In the US there will be an ambassador-at-large for the Arctic region
In the United States, the creation of an envoy on special assignments in the Arctic was announced Friday. This is needed to boost U.S. diplomacy in the region as Russia and China expand their presence in waters opened up by the planet’s climate change.
In the near future, U.S. Secretary of State Anthony Blinken will name someone to be appointed on behalf of America to deal with other Arctic countries, indigenous groups and other stakeholders. Vedant Patel, a spokesman for the United States Department of Foreign Affairs, said.
“The Arctic region, which is peaceful, stable, prosperous and suitable for cooperation, is of critical strategic importance to the United States and is a priority for Secretary Blinken,” Patel said.

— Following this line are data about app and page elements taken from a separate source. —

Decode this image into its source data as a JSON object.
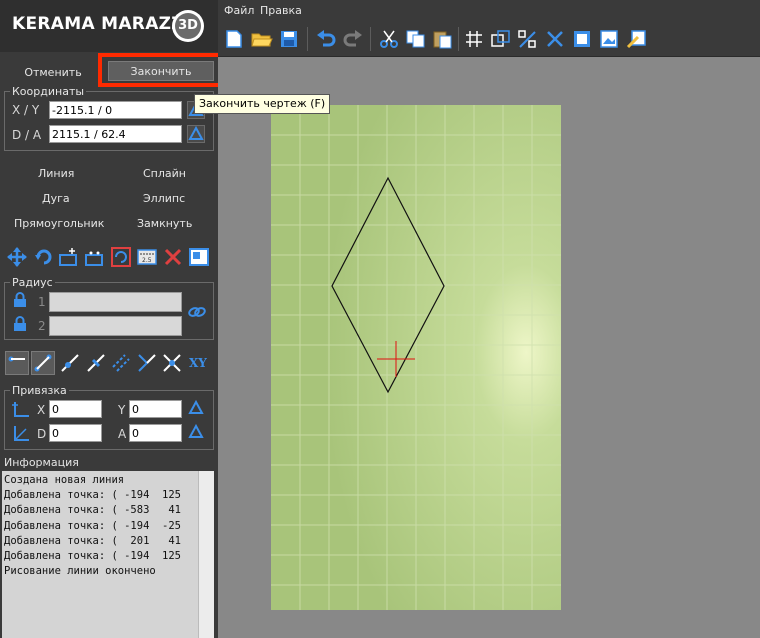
{
  "app": {
    "logo": "KERAMA MARAZZI",
    "logo_badge": "3D"
  },
  "menu": {
    "file": "Файл",
    "edit": "Правка"
  },
  "actions": {
    "cancel": "Отменить",
    "finish": "Закончить",
    "tooltip": "Закончить чертеж (F)"
  },
  "coords": {
    "title": "Координаты",
    "xy_label": "X / Y",
    "xy_value": "-2115.1 / 0",
    "da_label": "D / A",
    "da_value": "2115.1 / 62.4"
  },
  "shapes": {
    "line": "Линия",
    "spline": "Сплайн",
    "arc": "Дуга",
    "ellipse": "Эллипс",
    "rect": "Прямоугольник",
    "close": "Замкнуть"
  },
  "radius": {
    "title": "Радиус",
    "r1": "1",
    "r2": "2"
  },
  "xy_button": "XY",
  "snap": {
    "title": "Привязка",
    "x_label": "X",
    "x_value": "0",
    "y_label": "Y",
    "y_value": "0",
    "d_label": "D",
    "d_value": "0",
    "a_label": "A",
    "a_value": "0"
  },
  "info": {
    "title": "Информация",
    "lines": [
      "Создана новая линия",
      "Добавлена точка: ( -194  125",
      "Добавлена точка: ( -583   41",
      "Добавлена точка: ( -194  -25",
      "Добавлена точка: (  201   41",
      "Добавлена точка: ( -194  125",
      "Рисование линии окончено"
    ]
  },
  "colors": {
    "accent_highlight": "#ff2a00",
    "sheet": "#b8d08a",
    "panel": "#3a3a3a",
    "icon_blue": "#3b8ee8"
  }
}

The results of global warming are spreading across the Arctic far more widely than in other parts of the planet, raising the possibility that impassable waterways will one day open, free of ice, to both commercial and military vessels.
Russia is already increasing its presence near the North Pole, using both submarines and combat aircraft, while China is building research stations in the Arctic, in what many experts see as a “prelude” to a larger Chinese presence in the region.
At last year’s Arctic Council meeting in Iceland, Anthony Blinken said that the region’s countries were “responsible” for ensuring “peaceful cooperation” in the Arctic.
The announcement of the new U.S. special commissioner came as negotiations on Arctic issues began in Greenland.
Earlier this year, seven of the eight Arctic Council countries suspended their participation in the organization because the chairmanship periodically (alternately) falls to Russia. The move by the seven countries of the Council was an expression of ostracism toward Russia because of the Western countries’ aversion to the Russian invasion of Ukraine.
The position of Ambassador-at-Large will replace that of U.S. Arctic coordinator, held by career diplomat Jim DeHart.